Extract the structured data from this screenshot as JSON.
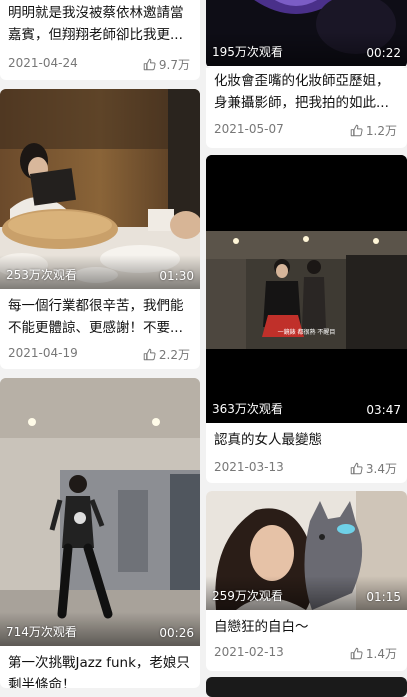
{
  "colors": {
    "background": "#f2f2f2",
    "card": "#ffffff",
    "meta_text": "#777777"
  },
  "cards": [
    {
      "title": "明明就是我沒被蔡依林邀請當嘉賓，但翔翔老師卻比我更...",
      "views": "",
      "duration": "",
      "date": "2021-04-24",
      "likes": "9.7万"
    },
    {
      "title": "",
      "views": "195万次观看",
      "duration": "00:22",
      "date": "",
      "likes": ""
    },
    {
      "title": "化妝會歪嘴的化妝師亞歷姐，身兼攝影師，把我拍的如此...",
      "views": "",
      "duration": "",
      "date": "2021-05-07",
      "likes": "1.2万"
    },
    {
      "title": "每一個行業都很辛苦，我們能不能更體諒、更感謝！不要...",
      "views": "253万次观看",
      "duration": "01:30",
      "date": "2021-04-19",
      "likes": "2.2万"
    },
    {
      "title": "認真的女人最變態",
      "views": "363万次观看",
      "duration": "03:47",
      "date": "2021-03-13",
      "likes": "3.4万",
      "caption": "一鏡錶 都很熟 不醒目"
    },
    {
      "title": "第一次挑戰Jazz funk，老娘只剩半條命！",
      "views": "714万次观看",
      "duration": "00:26",
      "date": "",
      "likes": ""
    },
    {
      "title": "自戀狂的自白～",
      "views": "259万次观看",
      "duration": "01:15",
      "date": "2021-02-13",
      "likes": "1.4万"
    }
  ]
}
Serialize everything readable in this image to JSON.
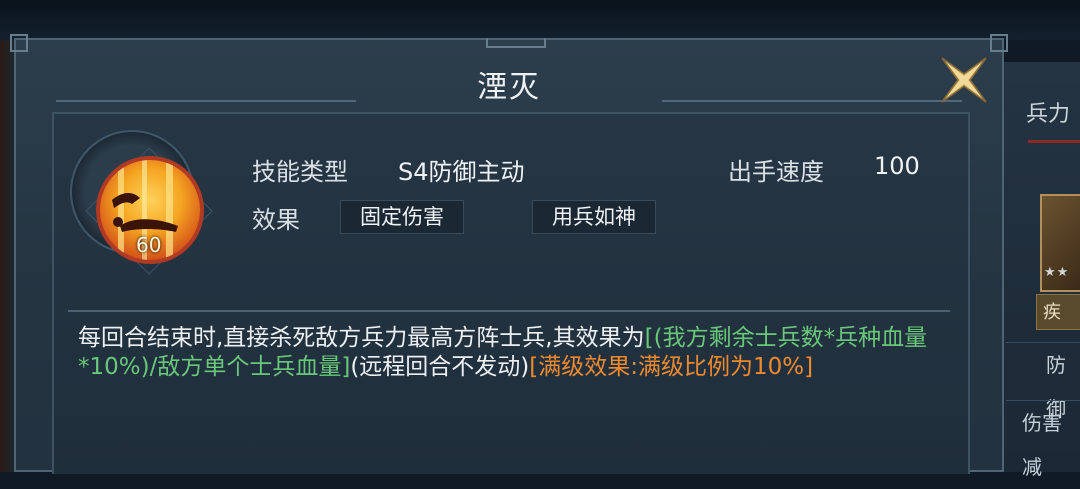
{
  "dialog": {
    "title": "湮灭",
    "close_icon": "close-x-icon"
  },
  "skill": {
    "icon": "skill-annihilate-icon",
    "level": "60",
    "type_label": "技能类型",
    "type_value": "S4防御主动",
    "speed_label": "出手速度",
    "speed_value": "100",
    "effect_label": "效果",
    "effect_tags": [
      "固定伤害",
      "用兵如神"
    ],
    "description": {
      "part1": "每回合结束时,直接杀死敌方兵力最高方阵士兵,其效果为",
      "part2": "[(我方剩余士兵数*兵种血量*10%)/敌方单个士兵血量]",
      "part3": "(远程回合不发动)",
      "part4": "[满级效果:满级比例为10%]"
    }
  },
  "side_panel": {
    "tab": "兵力",
    "stars": "★★",
    "button": "疾",
    "row1": "防御",
    "row2": "伤害减"
  },
  "colors": {
    "accent_green": "#69c77a",
    "accent_orange": "#ef8a2c",
    "close_gold": "#d8b76e"
  }
}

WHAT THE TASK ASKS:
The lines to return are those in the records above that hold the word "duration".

REPLY TO THE TASK:
      "duration": "",
      "duration": "00:22",
      "duration": "",
      "duration": "01:30",
      "duration": "03:47",
      "duration": "00:26",
      "duration": "01:15",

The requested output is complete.